If we want anything to epiph in our lives, then we better be expecting it and watching for it.
If you are expecting company in your home, you will probably go about making preparations for their arrival. You may prepare a special meal. If they are planning on spending the night, you will have fresh sheets on the bed, dust the furniture, put fresh towels in the bathroom. And when your preparations are ready, you go peek out the window around the time of their expected arrival.
We go through all these preparations and yet how many of us expect God in that way? Do we prepare for God to come into our presence?
How many times have you prepared for your day by asking God to be revealed in every part of your day…in your co-workers, in the traffic on the way to work, in your housework, in your children, in your spouse?
What about this morning? How many of us prepared for church today by asking God to speak to us through the music, through the scriptures, through the sermon? How many of us actually expected a real life-changing encounter with God when we walked through those doors this morning?
I CAN tell you, if you came this morning expecting to encounter God, you will!

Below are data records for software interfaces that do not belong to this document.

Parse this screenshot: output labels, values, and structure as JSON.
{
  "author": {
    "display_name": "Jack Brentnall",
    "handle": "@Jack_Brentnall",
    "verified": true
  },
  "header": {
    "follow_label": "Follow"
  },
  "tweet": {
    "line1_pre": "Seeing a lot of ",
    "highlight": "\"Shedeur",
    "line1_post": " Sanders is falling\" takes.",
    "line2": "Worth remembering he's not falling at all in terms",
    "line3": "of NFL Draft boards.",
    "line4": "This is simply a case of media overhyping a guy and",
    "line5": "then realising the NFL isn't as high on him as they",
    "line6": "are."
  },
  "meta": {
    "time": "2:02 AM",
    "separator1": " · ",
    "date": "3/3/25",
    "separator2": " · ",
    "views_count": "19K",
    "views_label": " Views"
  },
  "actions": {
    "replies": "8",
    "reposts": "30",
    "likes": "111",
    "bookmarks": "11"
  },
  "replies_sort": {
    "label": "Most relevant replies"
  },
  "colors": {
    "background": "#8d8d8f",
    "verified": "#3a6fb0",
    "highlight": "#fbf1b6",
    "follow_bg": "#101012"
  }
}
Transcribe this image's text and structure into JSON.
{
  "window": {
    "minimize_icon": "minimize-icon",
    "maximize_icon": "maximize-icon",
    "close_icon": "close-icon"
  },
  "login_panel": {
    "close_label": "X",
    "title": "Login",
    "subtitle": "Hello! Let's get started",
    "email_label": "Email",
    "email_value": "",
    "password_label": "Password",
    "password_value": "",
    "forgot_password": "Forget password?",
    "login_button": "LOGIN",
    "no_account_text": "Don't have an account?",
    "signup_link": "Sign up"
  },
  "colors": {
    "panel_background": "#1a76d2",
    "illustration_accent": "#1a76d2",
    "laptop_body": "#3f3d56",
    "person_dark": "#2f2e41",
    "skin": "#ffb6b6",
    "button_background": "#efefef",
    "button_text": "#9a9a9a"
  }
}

If we are not looking for God at every turn and listening for God in every voice, the chances are we will be just as clueless as the guests at the wedding who missed seeing the miracle.
If we’re looking, the signs of God’s presence are all around us, just as much outside the church as inside. God is there in the trees, the ocean, the deer, the sky, and the list goes on.
A couple of weeks ago there was a meteor shower and during the late evening and early morning hours if you were looking at the sky you would be blessed with seeing shooting stars.
During a one week period of time, on 3 different days, I saw a shooting star. It had been a very long time since I’d seen one. But all 3 times when I saw them, I was sitting outside finishing up my morning prayer and quiet time with God. All 3 times, I literally had just opened my eyes and looked up and saw the shooting stars streak across the sky. I felt truly blessed. But if I had remembered before I went outside about the possibility of seeing the meteor shower and had kept my eyes open in expectation, how many more shooting stars would I have seen?
We all meet God in different places at different times and in different ways. God is in the delivery room as well as the funeral home. He is in the face of a homeless person sleeping on a bench, as well in the face of child who puts a dollar in the homeless person’s hat.
God is sitting beside you right now in your pew. The message of Epiphany is that encountering God’s presence was not and is not a one-time deal.
Yes, Jesus was born and he lived on earth and God’s glory was revealed in all that he did. And when Jesus died on the cross, that wasn’t the end!
God is not dead, dried up, stuffed somewhere between the pages of our Bibles. God is alive and kicking and he is here and there and everywhere hoping that we will open our eyes so we can experience his awe inspiring presence!
The message of Epiphany is, “Keep Watch!” For you do not know the day, the hour, the minute, the second when God will appear to you.
I can’t force you to encounter God. This is a choice you must make for yourself. YOU have to have a wiling spirit and YOU have to be looking with a loving spirit.
But I can tell you that God is here to be encountered. He’s beside you in the pew. He is here revealing himself in the scripture. He is in the prayers. He is in the words of the songs we sang and will sing. He is here in this sermon.
You see the ultimate purpose of all of this, coming to Church, is to provide a place where it is easier for you to experience the presence of God. This is a place and a time to set aside all the media that bombards us, to let go of all the concerns we are trying to carry on our own. This is a place and a time to open our eyes and truly see God in our midst.
My hope today is that if you have not yet made space in your life to have a real encounter with God, that you would do that today, right here, right now.